Karen L. Zito, a co-owner of the venerable Sacramento family restaurant Español, died Sept. 8 of pancreatic cancer, her family said. She was 66.
Mrs. Zito began working on weekends as a young girl at Español, which opened in 1923 as a Basque restaurant serving Spanish sheepherders who lived in a boardinghouse above the eatery at 11th and J streets downtown. The restaurant moved to the old Commercial Hotel at Third and I streets in Old Sacramento, where her parents, Louise and Frank "Babe" Luigi, bought it in 1959 and changed the cuisine to Italian.
In a 2006 story in The Bee, Mrs. Zito recalled serving sheepherders before her parents moved the eatery in 1965 to its present location at 58th Street and Folsom Boulevard in east Sacramento.
"Nobody talked," she said. "They just sat there and ate."
Mrs. Zito joined the family business full time after working as a dental assistant and a teacher's aide. She joined her siblings, Paula Serrano and Perry Luigi, in buying Español from their parents in 1988. She served as a hands-on manager who enjoyed greeting customers out front and pitching in to help cook and prepare meals in the kitchen.
"My sister and I were part of the restaurant since we were very young," Serrano said. "She separated more from it at first to be a dental assistant, but she was always there."
The eldest of three children, Karen Luigi was raised in a close-knit family in West Sacramento.
She took dance lessons with her sister and enjoyed summer vacations on the beaches and boardwalk in Santa Cruz.
She was a cheerleader and active in clubs at James Marshall High School, where she met Tony Zito. They married in 1968.
She graduated from Sacramento City College and worked as a dental assistant until her son's birth in 1971. She later worked part time at Español and spent 15 years as a teacher's aide in the Washington Unified School District.
Mrs. Zito was a warm, easygoing woman who loved being with her family and children.
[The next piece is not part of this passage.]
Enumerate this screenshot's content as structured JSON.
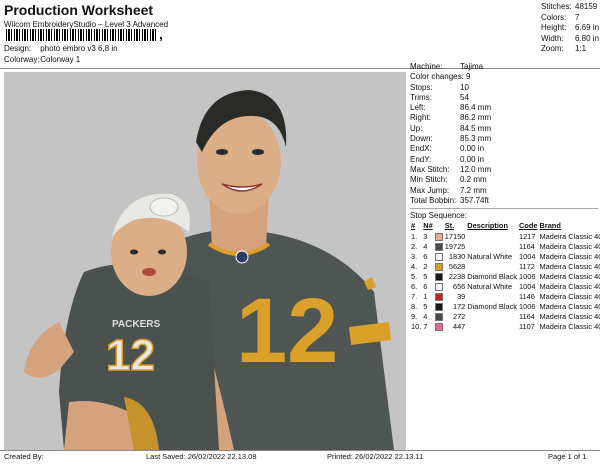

She enjoyed gambling excursions with her mother and sister at Indian casinos and vacation cruises with her husband to Alaska, Hawaii and Mexico.
On trips with friends to Lawson's Landing, she sent her husband and others fishing while she gathered the children to dig up bloodworms, ghost shrimp and spider crabs on Dillon Beach.
"She loved getting rid of me and spending time exploring the beach with the kids," her husband said. "She said it was the greatest marine biology class they could experience."
NOTE: This story was changed to correct the name of Mrs. Zito's brother, Perry Luigi, and the location of the restaurant at 58th Street and Folsom Boulevard.